*Web page and app entries:*

Start of Block

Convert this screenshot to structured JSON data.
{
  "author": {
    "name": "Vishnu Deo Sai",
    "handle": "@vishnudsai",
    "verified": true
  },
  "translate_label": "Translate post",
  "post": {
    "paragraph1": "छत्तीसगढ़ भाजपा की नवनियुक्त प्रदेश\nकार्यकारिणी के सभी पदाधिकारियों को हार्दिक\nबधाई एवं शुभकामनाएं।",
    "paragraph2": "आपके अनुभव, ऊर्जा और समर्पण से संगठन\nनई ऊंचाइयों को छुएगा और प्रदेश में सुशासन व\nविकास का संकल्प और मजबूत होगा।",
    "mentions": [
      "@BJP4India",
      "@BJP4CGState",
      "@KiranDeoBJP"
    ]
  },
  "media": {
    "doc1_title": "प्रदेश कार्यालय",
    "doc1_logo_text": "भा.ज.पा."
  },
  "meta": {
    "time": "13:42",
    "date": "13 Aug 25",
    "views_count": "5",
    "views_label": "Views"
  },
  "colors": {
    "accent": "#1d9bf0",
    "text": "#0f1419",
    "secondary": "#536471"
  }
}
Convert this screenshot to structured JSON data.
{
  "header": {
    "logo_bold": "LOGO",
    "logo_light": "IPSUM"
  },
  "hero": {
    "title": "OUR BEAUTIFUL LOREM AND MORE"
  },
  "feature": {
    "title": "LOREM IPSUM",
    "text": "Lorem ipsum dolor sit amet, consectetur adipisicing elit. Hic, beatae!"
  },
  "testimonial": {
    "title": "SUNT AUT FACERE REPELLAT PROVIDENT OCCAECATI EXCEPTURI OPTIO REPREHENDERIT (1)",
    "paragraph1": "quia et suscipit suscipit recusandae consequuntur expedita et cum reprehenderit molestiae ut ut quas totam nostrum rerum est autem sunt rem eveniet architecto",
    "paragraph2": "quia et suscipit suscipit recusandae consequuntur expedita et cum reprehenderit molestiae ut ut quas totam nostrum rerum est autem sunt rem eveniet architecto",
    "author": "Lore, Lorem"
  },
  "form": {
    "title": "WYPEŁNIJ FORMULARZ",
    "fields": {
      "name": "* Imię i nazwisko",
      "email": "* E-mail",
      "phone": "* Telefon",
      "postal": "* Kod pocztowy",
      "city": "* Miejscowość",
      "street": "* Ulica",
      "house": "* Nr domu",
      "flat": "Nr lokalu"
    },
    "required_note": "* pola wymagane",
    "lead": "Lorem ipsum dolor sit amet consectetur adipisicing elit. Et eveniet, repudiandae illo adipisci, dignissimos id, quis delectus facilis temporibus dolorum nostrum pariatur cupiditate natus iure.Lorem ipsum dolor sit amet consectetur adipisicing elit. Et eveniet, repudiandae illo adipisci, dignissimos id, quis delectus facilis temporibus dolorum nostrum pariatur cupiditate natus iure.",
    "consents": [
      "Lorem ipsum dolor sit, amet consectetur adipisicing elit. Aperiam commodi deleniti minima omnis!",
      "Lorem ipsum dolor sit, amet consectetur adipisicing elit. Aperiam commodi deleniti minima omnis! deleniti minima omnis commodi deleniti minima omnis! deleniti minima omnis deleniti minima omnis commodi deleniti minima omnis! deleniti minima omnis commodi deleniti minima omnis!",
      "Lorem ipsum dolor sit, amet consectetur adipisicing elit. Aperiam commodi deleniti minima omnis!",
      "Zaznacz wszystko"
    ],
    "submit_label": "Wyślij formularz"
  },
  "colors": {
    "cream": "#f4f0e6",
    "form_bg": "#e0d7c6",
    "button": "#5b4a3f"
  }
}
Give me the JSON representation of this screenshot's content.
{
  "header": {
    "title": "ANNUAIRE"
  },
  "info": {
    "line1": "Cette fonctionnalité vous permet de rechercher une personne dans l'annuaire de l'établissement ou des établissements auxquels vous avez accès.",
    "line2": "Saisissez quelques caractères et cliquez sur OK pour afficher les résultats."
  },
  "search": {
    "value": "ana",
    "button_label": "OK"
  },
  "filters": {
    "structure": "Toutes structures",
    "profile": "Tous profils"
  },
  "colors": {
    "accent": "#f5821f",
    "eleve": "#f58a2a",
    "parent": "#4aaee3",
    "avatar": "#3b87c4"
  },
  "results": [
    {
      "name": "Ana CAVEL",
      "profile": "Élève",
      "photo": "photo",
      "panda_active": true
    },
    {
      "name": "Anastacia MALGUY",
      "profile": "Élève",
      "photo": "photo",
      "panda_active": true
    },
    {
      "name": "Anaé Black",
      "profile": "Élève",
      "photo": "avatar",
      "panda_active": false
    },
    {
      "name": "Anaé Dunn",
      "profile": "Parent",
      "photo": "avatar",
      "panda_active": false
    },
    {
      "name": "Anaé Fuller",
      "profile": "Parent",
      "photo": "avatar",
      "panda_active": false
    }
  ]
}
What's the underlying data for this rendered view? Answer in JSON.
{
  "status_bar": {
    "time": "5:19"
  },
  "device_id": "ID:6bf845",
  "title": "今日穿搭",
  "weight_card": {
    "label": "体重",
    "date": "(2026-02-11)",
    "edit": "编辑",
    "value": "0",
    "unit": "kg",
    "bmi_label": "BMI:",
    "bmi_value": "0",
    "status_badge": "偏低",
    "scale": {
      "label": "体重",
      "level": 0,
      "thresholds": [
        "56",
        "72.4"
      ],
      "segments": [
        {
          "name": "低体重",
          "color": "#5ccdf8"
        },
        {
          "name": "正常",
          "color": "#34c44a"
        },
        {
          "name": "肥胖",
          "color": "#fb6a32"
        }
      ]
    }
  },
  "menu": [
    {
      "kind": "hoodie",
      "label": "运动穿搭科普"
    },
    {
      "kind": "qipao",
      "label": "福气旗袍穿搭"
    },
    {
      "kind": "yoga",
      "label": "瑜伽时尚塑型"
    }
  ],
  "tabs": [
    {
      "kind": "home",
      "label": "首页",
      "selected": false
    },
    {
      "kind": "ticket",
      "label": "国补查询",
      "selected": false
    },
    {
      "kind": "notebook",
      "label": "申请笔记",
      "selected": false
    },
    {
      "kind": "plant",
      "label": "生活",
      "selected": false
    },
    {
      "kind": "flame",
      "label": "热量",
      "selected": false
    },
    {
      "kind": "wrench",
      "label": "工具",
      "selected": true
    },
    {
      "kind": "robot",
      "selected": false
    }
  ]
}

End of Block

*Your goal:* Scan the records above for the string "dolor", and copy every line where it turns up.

*Solution for this exercise:*
    "text": "Lorem ipsum dolor sit amet, consectetur adipisicing elit. Hic, beatae!"
    "lead": "Lorem ipsum dolor sit amet consectetur adipisicing elit. Et eveniet, repudiandae illo adipisci, dignissimos id, quis delectus facilis temporibus dolorum nostrum pariatur cupiditate natus iure.Lorem ipsum dolor sit amet consectetur adipisicing elit. Et eveniet, repudiandae illo adipisci, dignissimos id, quis delectus facilis temporibus dolorum nostrum pariatur cupiditate natus iure.",
      "Lorem ipsum dolor sit, amet consectetur adipisicing elit. Aperiam commodi deleniti minima omnis!",
      "Lorem ipsum dolor sit, amet consectetur adipisicing elit. Aperiam commodi deleniti minima omnis! deleniti minima omnis commodi deleniti minima omnis! deleniti minima omnis deleniti minima omnis commodi deleniti minima omnis! deleniti minima omnis commodi deleniti minima omnis!",
      "Lorem ipsum dolor sit, amet consectetur adipisicing elit. Aperiam commodi deleniti minima omnis!",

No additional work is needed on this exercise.